The trend towards CG films has exploded ever since Toy Story came out in 1995, with varying degrees of success. The first two Shrek films were interesting and enjoyable ventures from Dreamworks, but then they also foisted the godawful Shark Tale upon us. Such a preachy, horrible film carried the core message that you should always be happy with your station in life, and never strive to better yourself because if you do, you'll fail. What kind of ideal is that to be pushing onto people? Yet among all the dross, Pixar have always shone as an example of decent filmmaking. Some of their efforts haven't quite connected as well as others (e.g. A Bug's Life, Ratatouille), but even their 'poor' films are strides ahead of the best films released by their competitors.

I think their success is due in part to their attention to detail.

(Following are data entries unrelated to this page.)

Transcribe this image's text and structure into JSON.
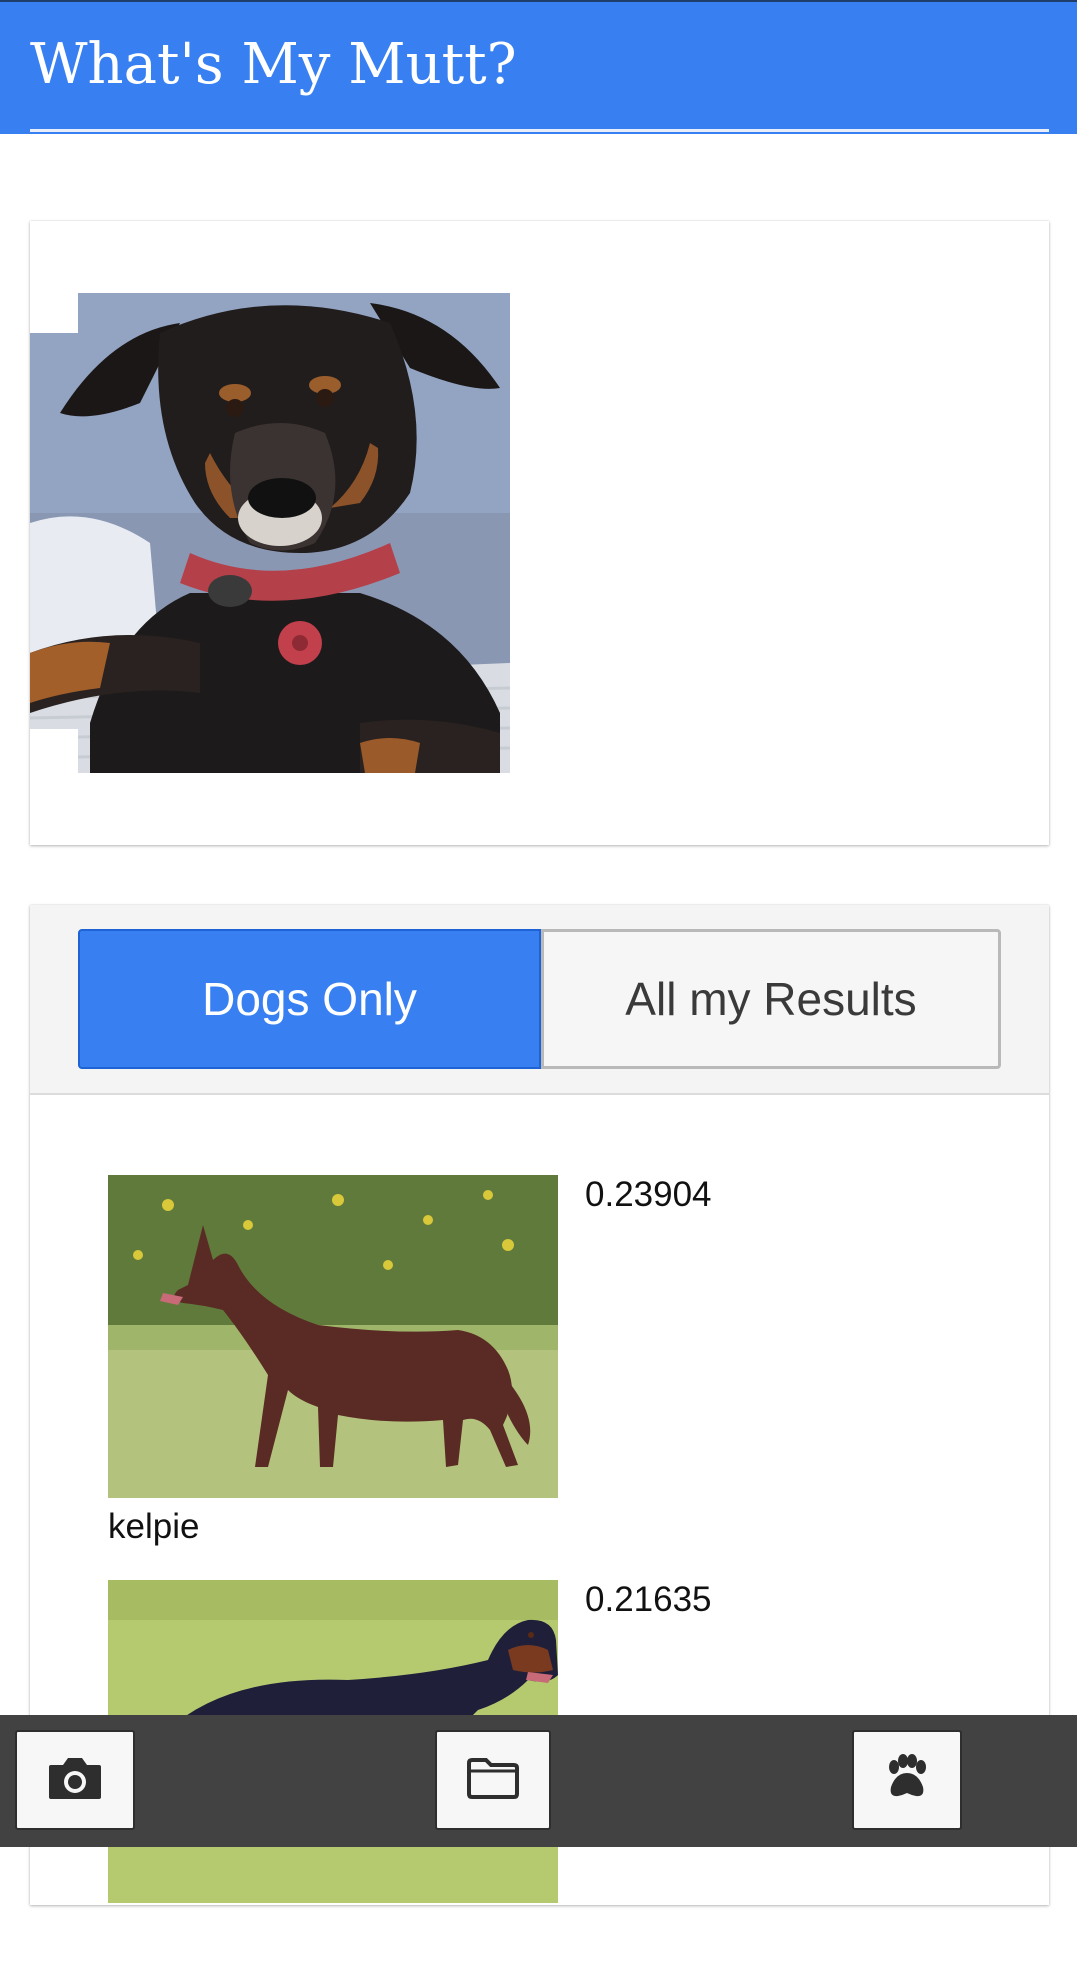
{
  "header": {
    "title": "What's My Mutt?"
  },
  "photo_card": {
    "image_alt": "uploaded dog photo"
  },
  "tabs": [
    {
      "label": "Dogs Only",
      "active": true
    },
    {
      "label": "All my Results",
      "active": false
    }
  ],
  "results": [
    {
      "breed": "kelpie",
      "score": "0.23904"
    },
    {
      "breed": "",
      "score": "0.21635"
    }
  ],
  "toolbar": {
    "buttons": [
      {
        "icon": "camera-icon"
      },
      {
        "icon": "folder-icon"
      },
      {
        "icon": "paw-icon"
      }
    ]
  },
  "colors": {
    "brand": "#3880f2",
    "toolbar": "#424242",
    "tab_inactive_bg": "#f6f6f6"
  }
}
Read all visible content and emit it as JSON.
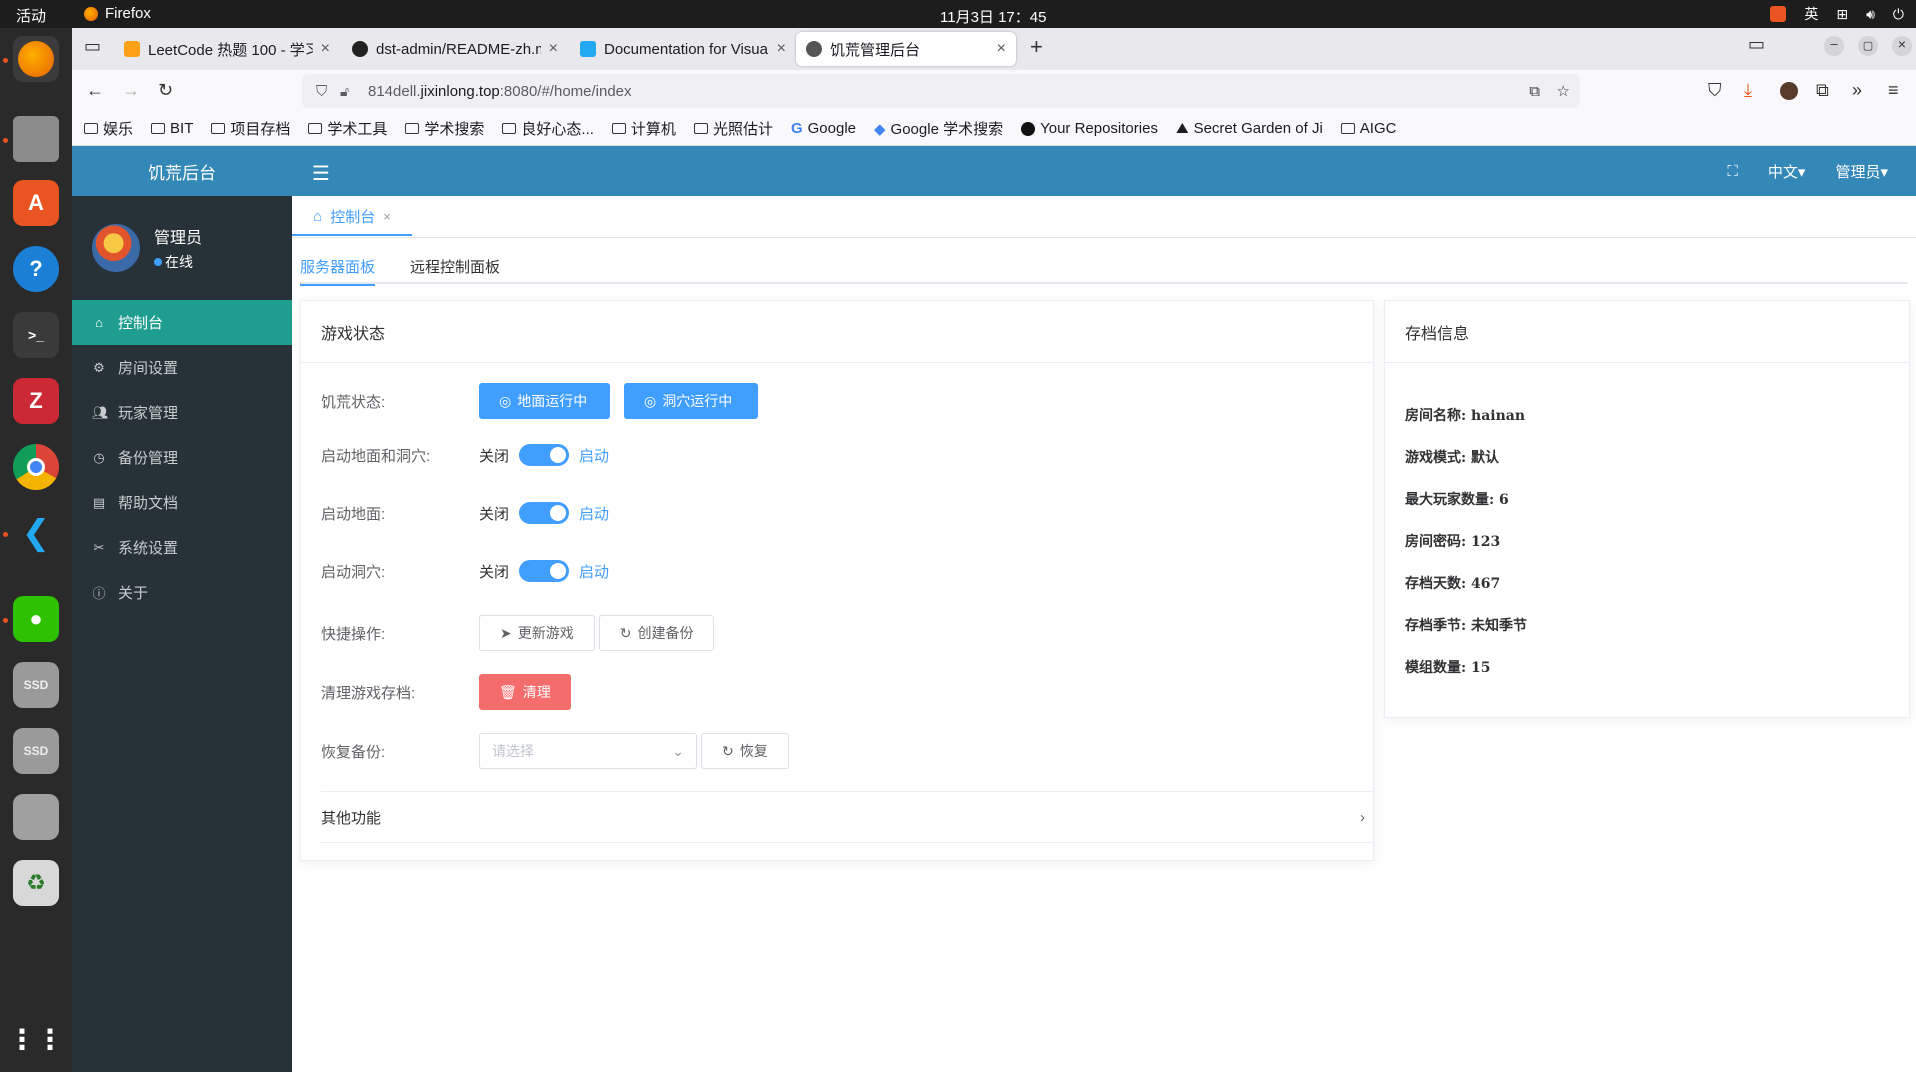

Fur moves like fur, water behaves like water, objects appear to have true weight - all a testament to their partnership with Disney. Old Walt used to send his artists to draw from life, so even if the animals or birds were cartoons, they still had a level of verisimilitude that is unmatched today. Beyond that, they're happy to cast an actor based on how well they fit the role, not on their box office draw at the time of casting. If an A-lister happens to win the role, it's because they're the best person for the job. The characters thus become believeable, and not simply star vehicles.

Pixar love their craft, and it shines through in the finished film. They tell a story for the pure joy of telling a story - they leave the money-making aspect of the business to Disney. You can go into the cinema feeling burdened by the weight of the world, and come out feeling lighter, as though maybe this crazy lil thing called life isn't so bad after all. And in this day and age, that's no bad thing.